The Potential Role of Chicken Meat in Transmission of Campylobacter Jejuni to Consumers

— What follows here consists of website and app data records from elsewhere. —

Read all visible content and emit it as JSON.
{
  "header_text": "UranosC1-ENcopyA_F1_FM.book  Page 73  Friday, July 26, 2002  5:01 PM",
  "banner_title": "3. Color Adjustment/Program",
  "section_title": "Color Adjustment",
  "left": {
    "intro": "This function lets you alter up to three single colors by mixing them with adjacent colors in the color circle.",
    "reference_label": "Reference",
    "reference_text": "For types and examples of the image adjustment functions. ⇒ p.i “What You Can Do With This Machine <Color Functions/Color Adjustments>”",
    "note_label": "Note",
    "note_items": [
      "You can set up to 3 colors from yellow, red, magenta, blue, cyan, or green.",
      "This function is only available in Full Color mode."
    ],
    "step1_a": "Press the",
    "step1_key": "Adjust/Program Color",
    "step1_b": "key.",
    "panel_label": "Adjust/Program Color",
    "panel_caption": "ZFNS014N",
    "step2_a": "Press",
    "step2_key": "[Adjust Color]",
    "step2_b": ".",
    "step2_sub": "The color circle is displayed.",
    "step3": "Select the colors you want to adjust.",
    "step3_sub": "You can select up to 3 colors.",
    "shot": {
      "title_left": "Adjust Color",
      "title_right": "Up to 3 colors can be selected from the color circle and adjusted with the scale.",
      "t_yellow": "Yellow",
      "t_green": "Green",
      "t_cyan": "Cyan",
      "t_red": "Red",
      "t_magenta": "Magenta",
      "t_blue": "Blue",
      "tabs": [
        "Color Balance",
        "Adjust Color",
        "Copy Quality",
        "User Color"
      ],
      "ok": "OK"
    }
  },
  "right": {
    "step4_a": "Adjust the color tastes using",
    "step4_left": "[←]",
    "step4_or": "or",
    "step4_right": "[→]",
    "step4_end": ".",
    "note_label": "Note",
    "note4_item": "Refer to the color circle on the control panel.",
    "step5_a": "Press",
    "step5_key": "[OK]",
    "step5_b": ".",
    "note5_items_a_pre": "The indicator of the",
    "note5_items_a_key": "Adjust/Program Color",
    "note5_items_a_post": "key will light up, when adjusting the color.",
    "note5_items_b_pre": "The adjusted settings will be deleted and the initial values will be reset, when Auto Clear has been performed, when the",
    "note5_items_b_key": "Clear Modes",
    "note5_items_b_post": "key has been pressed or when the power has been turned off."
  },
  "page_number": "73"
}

Food-borne zoonotic diseases are a significant and widespread global public health threat. Campylobacter jejuni is a most common contaminant of chicken meat. This study was conducted to investigate the presence of C. jejuni and some of its virulence genes in chicken meat in New Valley, Egypt and determining their zoonotic impacts. A total of 300 chicken meat specimens were collected from 100 freshly slaughtered from breast (pectoral), thigh, and liver (100 of each) from (healthy and diarrheic) live bird markets and analyzed for C. jejuni burden using specific and selective nutrient media and molecular diagnosis. The identified strains were screened for virulence factors (VirB11, fla A and Iam) genes. Results revealed that that out of 300 meat samples, C. jejuni was detected in 74 (24.67%). The highest microbial load was in liver samples (26%) followed by pectoral (25%) then thigh muscle samples (23%). The virulence gene markers of C. jejuni was detected in chicken meat and liver samples as ViroB11 (2.27%), fla A gene (3.34%) and Iam gene (26.66%). Out of 50 diarrheic patients with food-poising signs 18 (36%) was positive for C. jejuni. The virulence markers genes in the human isolates showed that the prevalence of VirB11 gene, fla A, and Iam genes was 14.29 %, 71.43%, and 35.71%, respectively. In conclusion, this survey revealed that raw poultry meat available for consumers in ElKharga, Egypt was contaminated with zoonotic C. jejuni that might represent a threat to public health. Keywords: Chicken, Campylobacter Jejuni, Enterotoxine, Food Poisoning, PCR.